All exerimental data is subject to uncertainty caused by error margins in apparatus, operation and design. This section looks at how the errors and uncertainties are recorded and propagated through a calculation.
Essential idea: Graphs are a visual representation of trends in data.
Graphical techniques are an effective means of communicating the effect of an independent variable on a dependent variable, and can lead to determination of physical quantities.
Sketched graphs have labelled but unscaled axes, and are used to show qualitative trends, such as variables that are proportional or inversely proportional.
Drawn graphs have labelled and scaled axes, and are used in quantitative measurements.
Applications and skills
Drawing graphs of experimental results including the correct choice of axes and scale.
Interpretation of graphs in terms of the relationships of dependent and independent variables.
Production and interpretation of best-fit lines or curves through data points, including an assessment of when it can and cannot be considered as a linear function.

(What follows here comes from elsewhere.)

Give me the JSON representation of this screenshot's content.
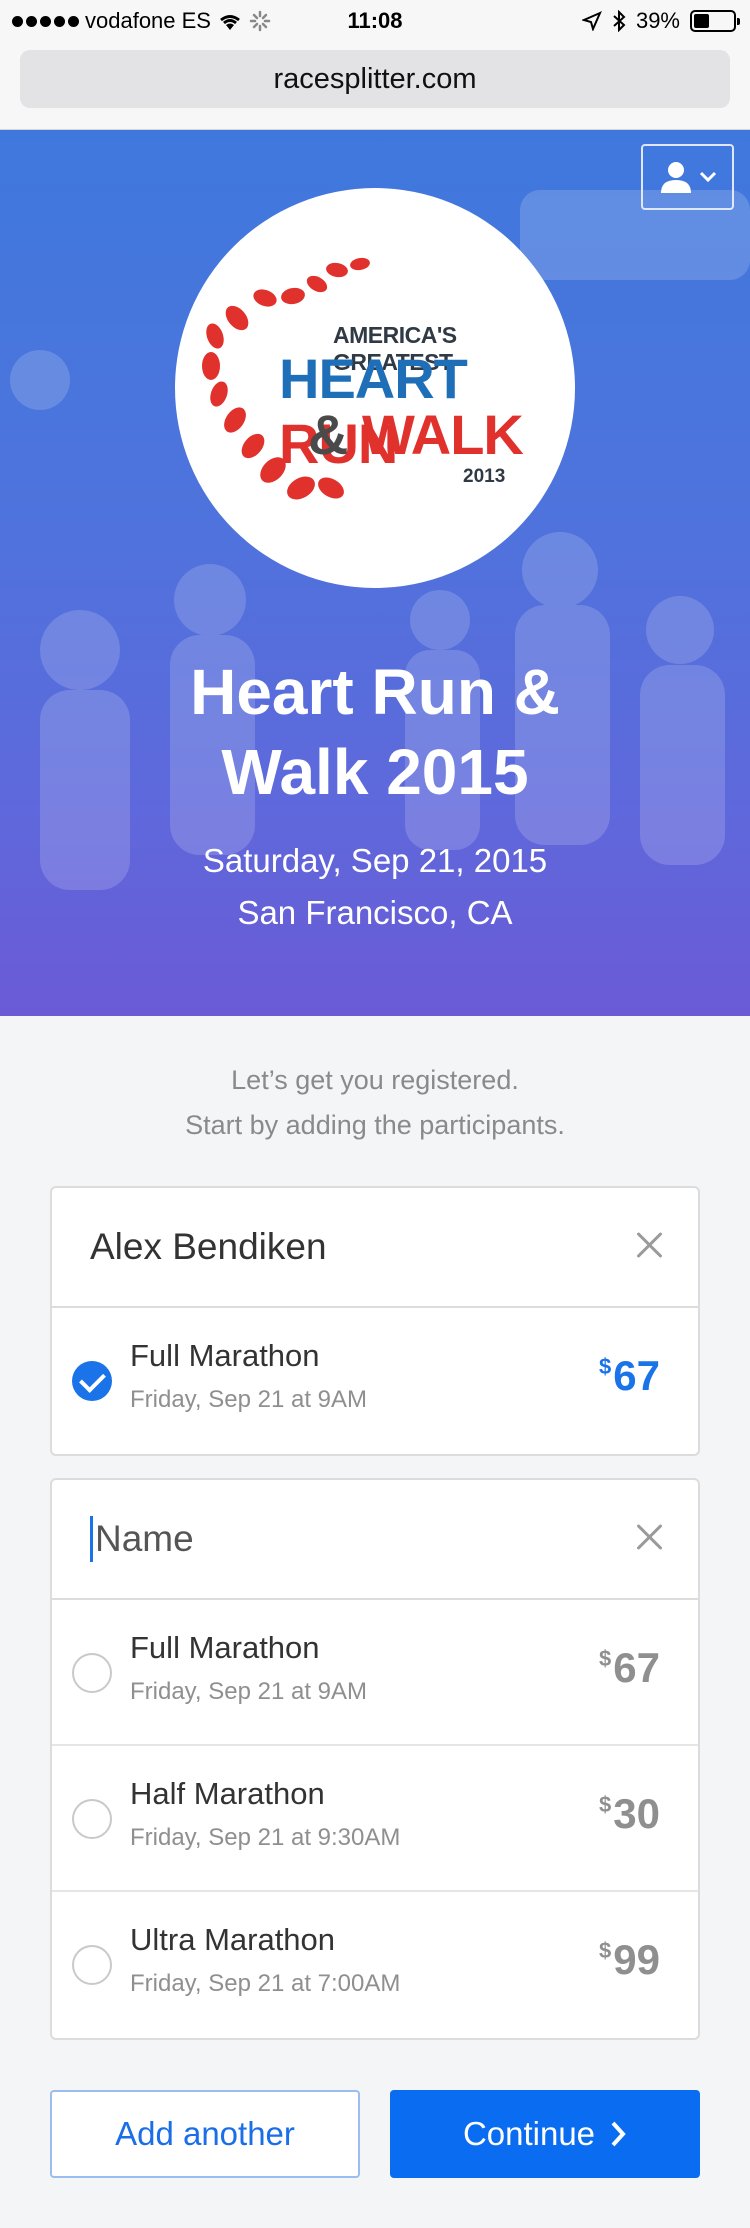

Calculation of quantities from graphs by measuring slope (gradient) and intercept, including appropriate units.